> _Problem requirements_
What is needed is a verbatim copy of every record below, with the pictures left out.

Extracted records:

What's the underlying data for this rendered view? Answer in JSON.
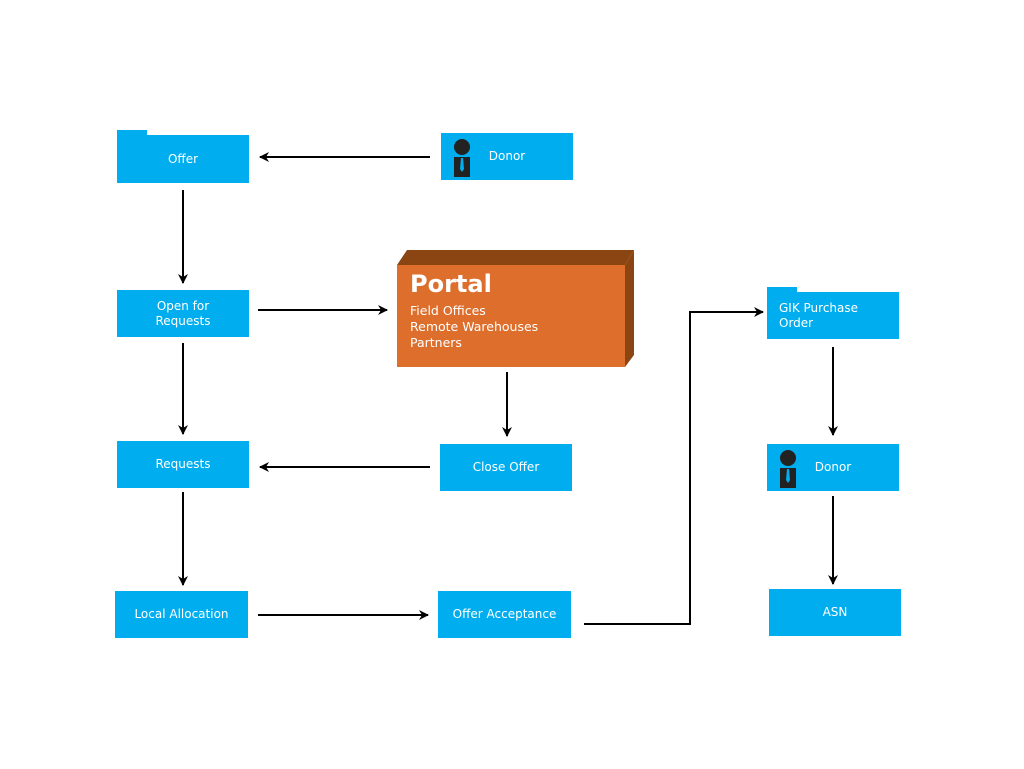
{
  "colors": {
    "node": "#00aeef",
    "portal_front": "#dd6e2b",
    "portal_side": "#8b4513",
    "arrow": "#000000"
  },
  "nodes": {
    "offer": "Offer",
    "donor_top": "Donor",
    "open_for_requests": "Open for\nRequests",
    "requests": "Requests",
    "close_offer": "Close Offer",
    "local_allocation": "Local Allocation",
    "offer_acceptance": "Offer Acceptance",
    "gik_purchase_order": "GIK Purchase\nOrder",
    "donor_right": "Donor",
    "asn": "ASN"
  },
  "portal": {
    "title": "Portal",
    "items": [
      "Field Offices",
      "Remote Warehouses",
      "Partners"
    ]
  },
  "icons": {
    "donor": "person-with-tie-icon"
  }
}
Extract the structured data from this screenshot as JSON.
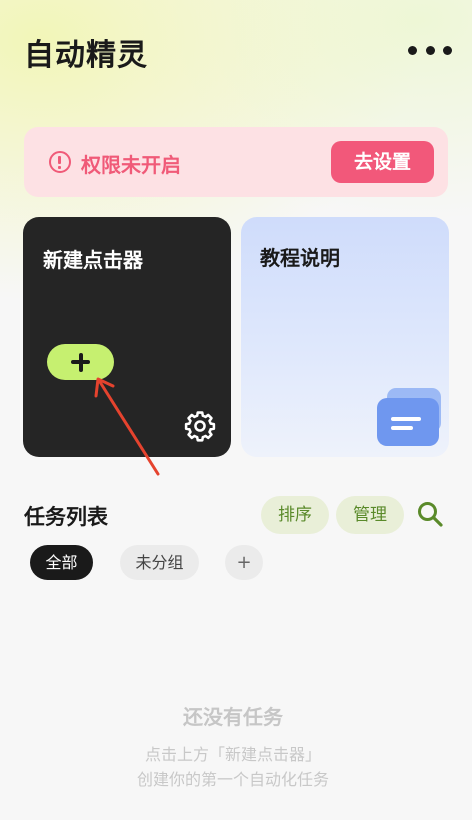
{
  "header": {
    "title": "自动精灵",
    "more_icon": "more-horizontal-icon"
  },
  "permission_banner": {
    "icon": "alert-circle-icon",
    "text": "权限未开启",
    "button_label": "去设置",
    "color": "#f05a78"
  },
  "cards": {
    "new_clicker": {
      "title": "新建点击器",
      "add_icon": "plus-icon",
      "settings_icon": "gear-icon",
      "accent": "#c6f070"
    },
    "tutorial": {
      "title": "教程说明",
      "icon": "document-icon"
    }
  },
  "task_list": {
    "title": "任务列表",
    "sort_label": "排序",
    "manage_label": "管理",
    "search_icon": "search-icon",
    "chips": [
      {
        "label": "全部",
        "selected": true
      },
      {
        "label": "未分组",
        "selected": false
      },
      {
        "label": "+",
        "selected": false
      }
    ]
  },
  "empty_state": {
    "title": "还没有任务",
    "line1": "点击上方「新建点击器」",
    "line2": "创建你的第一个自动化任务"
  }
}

> _Your response_
What's the underlying data for this rendered view? Answer in JSON.
{
  "colors": {
    "node": "#00aeef",
    "portal_front": "#dd6e2b",
    "portal_side": "#8b4513",
    "arrow": "#000000"
  },
  "nodes": {
    "offer": "Offer",
    "donor_top": "Donor",
    "open_for_requests": "Open for\nRequests",
    "requests": "Requests",
    "close_offer": "Close Offer",
    "local_allocation": "Local Allocation",
    "offer_acceptance": "Offer Acceptance",
    "gik_purchase_order": "GIK Purchase\nOrder",
    "donor_right": "Donor",
    "asn": "ASN"
  },
  "portal": {
    "title": "Portal",
    "items": [
      "Field Offices",
      "Remote Warehouses",
      "Partners"
    ]
  },
  "icons": {
    "donor": "person-with-tie-icon"
  }
}
Extract the structured data from this screenshot as JSON.
{
  "header": {
    "title": "自动精灵",
    "more_icon": "more-horizontal-icon"
  },
  "permission_banner": {
    "icon": "alert-circle-icon",
    "text": "权限未开启",
    "button_label": "去设置",
    "color": "#f05a78"
  },
  "cards": {
    "new_clicker": {
      "title": "新建点击器",
      "add_icon": "plus-icon",
      "settings_icon": "gear-icon",
      "accent": "#c6f070"
    },
    "tutorial": {
      "title": "教程说明",
      "icon": "document-icon"
    }
  },
  "task_list": {
    "title": "任务列表",
    "sort_label": "排序",
    "manage_label": "管理",
    "search_icon": "search-icon",
    "chips": [
      {
        "label": "全部",
        "selected": true
      },
      {
        "label": "未分组",
        "selected": false
      },
      {
        "label": "+",
        "selected": false
      }
    ]
  },
  "empty_state": {
    "title": "还没有任务",
    "line1": "点击上方「新建点击器」",
    "line2": "创建你的第一个自动化任务"
  }
}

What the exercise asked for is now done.